### Aim of the task
Quote the records that follow in full and exactly; leave out the pictures.

### The data
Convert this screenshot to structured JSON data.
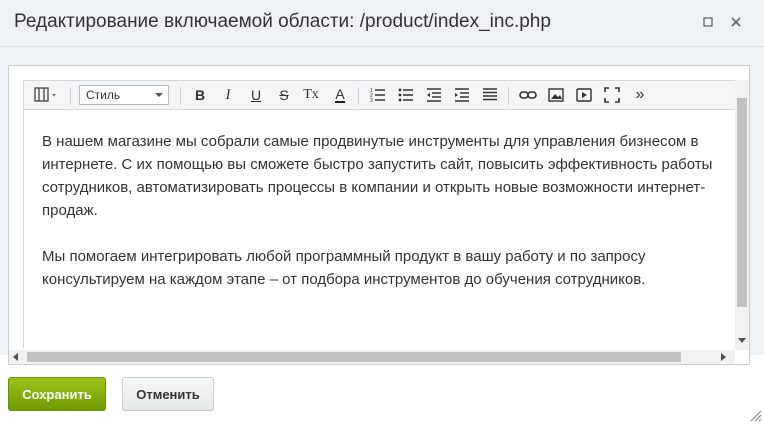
{
  "dialog": {
    "title": "Редактирование включаемой области: /product/index_inc.php"
  },
  "toolbar": {
    "style_select_value": "Стиль",
    "buttons": [
      {
        "name": "bold-icon",
        "glyph": "B"
      },
      {
        "name": "italic-icon",
        "glyph": "I"
      },
      {
        "name": "underline-icon",
        "glyph": "U"
      },
      {
        "name": "strikethrough-icon",
        "glyph": "S"
      },
      {
        "name": "clear-format-icon",
        "glyph": "Tx"
      },
      {
        "name": "font-color-icon",
        "glyph": "A"
      }
    ],
    "more_glyph": "»"
  },
  "content": {
    "paragraphs": [
      "В нашем магазине мы собрали самые продвинутые инструменты для управления бизнесом в интернете. С их помощью вы сможете быстро запустить сайт, повысить эффективность работы сотрудников, автоматизировать процессы в компании и открыть новые возможности интернет-продаж.",
      "Мы помогаем интегрировать любой программный продукт в вашу работу и по запросу консультируем на каждом этапе – от подбора инструментов до обучения сотрудников."
    ]
  },
  "footer": {
    "save_label": "Сохранить",
    "cancel_label": "Отменить"
  },
  "colors": {
    "save_button": "#86ad00",
    "titlebar": "#eef2f4"
  }
}
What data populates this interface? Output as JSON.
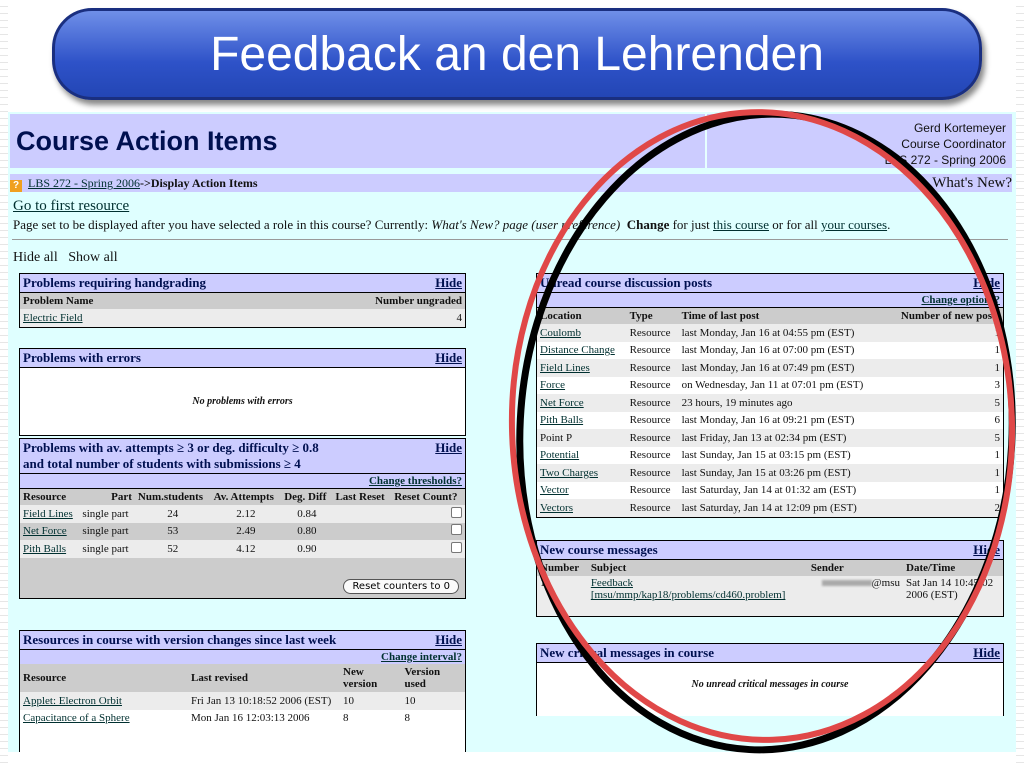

### Written solution
Convert this screenshot to structured JSON data.
{
  "dialog": {
    "title": "Редактирование включаемой области: /product/index_inc.php"
  },
  "toolbar": {
    "style_select_value": "Стиль",
    "buttons": [
      {
        "name": "bold-icon",
        "glyph": "B"
      },
      {
        "name": "italic-icon",
        "glyph": "I"
      },
      {
        "name": "underline-icon",
        "glyph": "U"
      },
      {
        "name": "strikethrough-icon",
        "glyph": "S"
      },
      {
        "name": "clear-format-icon",
        "glyph": "Tx"
      },
      {
        "name": "font-color-icon",
        "glyph": "A"
      }
    ],
    "more_glyph": "»"
  },
  "content": {
    "paragraphs": [
      "В нашем магазине мы собрали самые продвинутые инструменты для управления бизнесом в интернете. С их помощью вы сможете быстро запустить сайт, повысить эффективность работы сотрудников, автоматизировать процессы в компании и открыть новые возможности интернет-продаж.",
      "Мы помогаем интегрировать любой программный продукт в вашу работу и по запросу консультируем на каждом этапе – от подбора инструментов до обучения сотрудников."
    ]
  },
  "footer": {
    "save_label": "Сохранить",
    "cancel_label": "Отменить"
  },
  "colors": {
    "save_button": "#86ad00",
    "titlebar": "#eef2f4"
  }
}
What data populates this interface? Output as JSON.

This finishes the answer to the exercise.